The best place to experience the full variety of sauna styles is undoubtedly at the historic Finnish Sauna Society, which just might be considered the world headquarters for sauna.
Founded in 1937with the specific intention of fostering f the heritage of Finland’s culture and its national bath, the Finnish Sauna Society is housed in a charming white wooden frame building in a Helsinki suburb, on the scenic shore of the Baltic Sea.
There are five wood-heated saunas and one modern electric sauna on the premises. Three of the wood-heated saunas are smoke saunas -- or “savosaunas” -- the most traditional type, in which smoke from the wood fire is allowed to accumulate inside the room, creating a distinctive sauna smell, and depositing an uneven patina on the walls.
For Sauna Society visitors, the traditional cooling down is a quick sprint to a wooden dock and plunge into the Baltic Sea.
For those who don’t enjoy that very energetic and invigorating dash-and-dunk routine, the bathroom itself has showers for intermittent cooling off -- it’s a necessary part of the routine -- between sweats.
In addition to the all-important saunas, the Sauna Society’s building features a thoroughly charming sitting room that has large picture windows that overlook snow-clad fields during winter and the well-groomed grounds and gardens during summer months -- and the sea beyond them.
With its welcoming collection of comfortable wicker armchairs and pine loungers, the sitting room is an ideal place -- everyone who frequents the Sauna Society has a favorite spot -- to curl up for a read or a daydream after a round of sauna and swim.

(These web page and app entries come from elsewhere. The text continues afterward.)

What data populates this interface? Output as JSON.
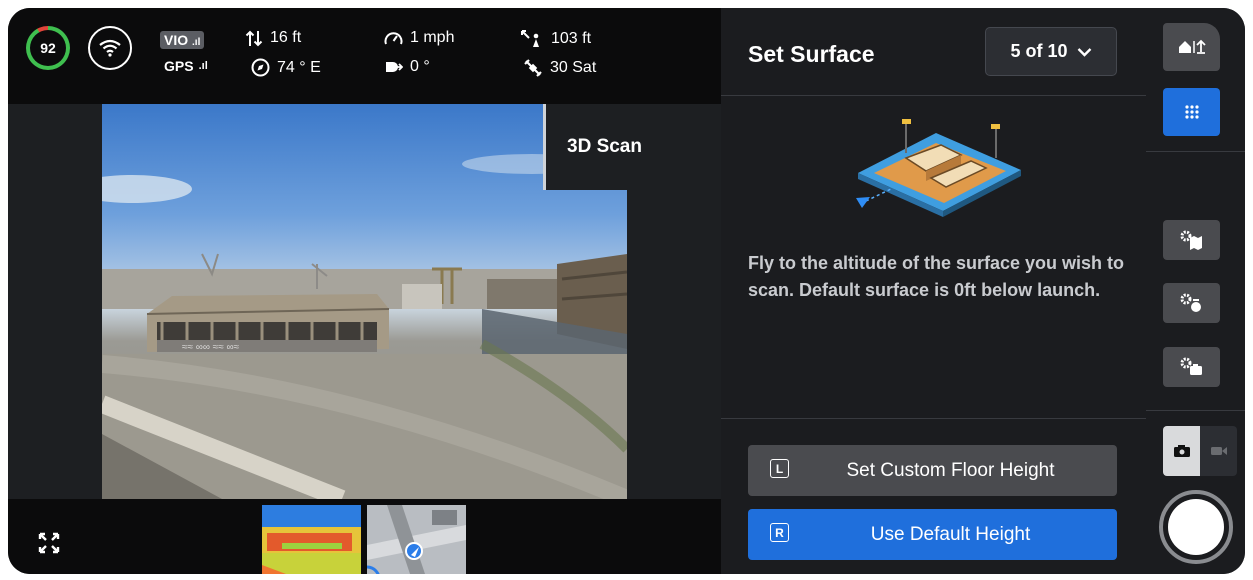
{
  "telemetry": {
    "battery": "92",
    "vio_label": "VIO",
    "gps_label": "GPS",
    "altitude": "16 ft",
    "heading": "74 ° E",
    "speed": "1 mph",
    "gimbal": "0 °",
    "distance": "103 ft",
    "satellites": "30 Sat"
  },
  "mode_panel": {
    "label": "3D Scan"
  },
  "panel": {
    "title": "Set Surface",
    "step": "5 of 10",
    "description": "Fly to the altitude of the surface you wish to scan. Default surface is 0ft below launch.",
    "buttons": [
      {
        "key": "L",
        "label": "Set Custom Floor Height"
      },
      {
        "key": "R",
        "label": "Use Default Height"
      }
    ]
  },
  "colors": {
    "accent_blue": "#1f6fdc",
    "battery_green": "#3fbf4f"
  },
  "icons": {
    "wifi": "wifi-icon",
    "altitude": "altitude-arrows-icon",
    "compass": "compass-icon",
    "speed": "speedometer-icon",
    "gimbal": "gimbal-icon",
    "distance": "distance-icon",
    "satellite": "satellite-icon",
    "expand": "expand-icon",
    "home": "home-altitude-icon",
    "grid": "grid-icon",
    "photo": "camera-icon",
    "video": "video-icon"
  }
}
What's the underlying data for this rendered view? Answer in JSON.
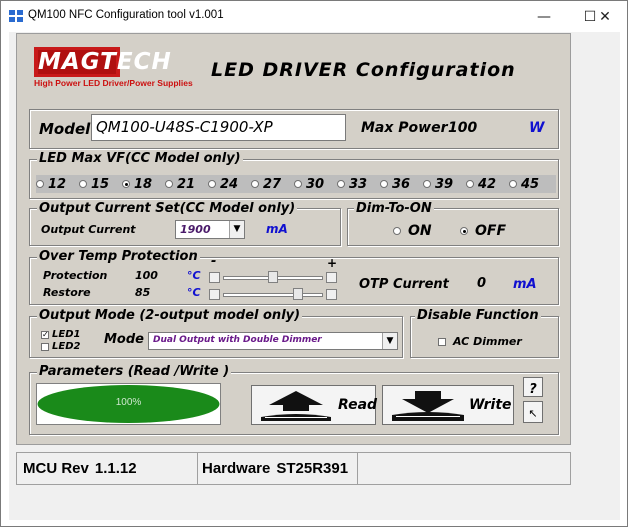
{
  "window": {
    "title": "QM100 NFC Configuration tool v1.001",
    "minimize": "—",
    "maximize": "☐",
    "close": "✕"
  },
  "logo": {
    "brand": "MAGTECH",
    "tagline": "High Power LED Driver/Power Supplies"
  },
  "heading": "LED DRIVER Configuration",
  "model": {
    "label": "Model",
    "value": "QM100-U48S-C1900-XP",
    "max_power_label": "Max Power",
    "max_power_value": "100",
    "unit": "W"
  },
  "led_vf": {
    "title": "LED Max VF(CC Model only)",
    "options": [
      "12",
      "15",
      "18",
      "21",
      "24",
      "27",
      "30",
      "33",
      "36",
      "39",
      "42",
      "45"
    ],
    "selected": "18"
  },
  "output_current": {
    "title": "Output Current Set(CC Model only)",
    "label": "Output Current",
    "value": "1900",
    "unit": "mA"
  },
  "dim_to_on": {
    "title": "Dim-To-ON",
    "on": "ON",
    "off": "OFF",
    "selected": "OFF"
  },
  "otp": {
    "title": "Over Temp Protection",
    "protection_label": "Protection",
    "protection_value": "100",
    "restore_label": "Restore",
    "restore_value": "85",
    "unit": "°C",
    "minus": "-",
    "plus": "+",
    "current_label": "OTP Current",
    "current_value": "0",
    "current_unit": "mA",
    "protection_level": 0.5,
    "restore_level": 0.78
  },
  "output_mode": {
    "title": "Output Mode (2-output model only)",
    "led1": "LED1",
    "led2": "LED2",
    "led1_checked": true,
    "led2_checked": false,
    "mode_label": "Mode",
    "mode_value": "Dual Output with Double Dimmer"
  },
  "disable": {
    "title": "Disable Function",
    "ac_dimmer": "AC Dimmer",
    "checked": false
  },
  "params": {
    "title": "Parameters (Read /Write )",
    "progress_text": "100%",
    "progress": 1.0,
    "read": "Read",
    "write": "Write",
    "help": "?",
    "pointer": "↖"
  },
  "status": {
    "mcu_label": "MCU Rev",
    "mcu_value": "1.1.12",
    "hw_label": "Hardware",
    "hw_value": "ST25R391"
  },
  "colors": {
    "panel": "#d4d0c8",
    "brand_blue": "#1640a0",
    "brand_red": "#cc1010",
    "progress_green": "#1a8a1a",
    "accent_blue": "#1010d0"
  }
}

If you’re in the mood for some additional pampering, an attendant awaits to give you a stimulating scrub you from head to toe with a loofa or to provide you with a tenderizing a mini-massage.
In keeping with Finnish sauna tradition, men and women are scheduled to use the facilities on alternative days. If modesty is an issue for you, you may cloak yourself entirely in towels, which are supplied free of charge by the sauna attendants, for the entire experience -- except, of course, for the sea splash.
The Finnish Sauna Society is actually a private club with about 4500 current members. Unfortunately for tourists, there are periods during which the society’s saunas are accessible only to members and their guests. If you know someone is who a member, or if you are in Helsinki to do business with a local corporation that might have a company membership, ask to be invited for a day’s access.
Members pay a day fee for themselves and guests, That covers unlimited use of the various saunas and showers, sitting room and cafeteria.
Or, better yet, you can apply to become a member yourself. The joining fee is 350 Euros and there is an annual membership fee of 100 Euros Consider the joining fee and annual dues as the cost of a day trip, which can be equally expensive. Consider, too, that your membership remains valid even if you take a year’s hiatus from dues. And, with a membership, you can invite your friends to sauna with you as your guest.
For more information about the Finnish Sauna Society visit its Website at www.sauna.fi or visit the Website of Finnish Tourist Board at www.visitfinland.com, where you will find lists of other saunas in Helsinki and throughout Finland.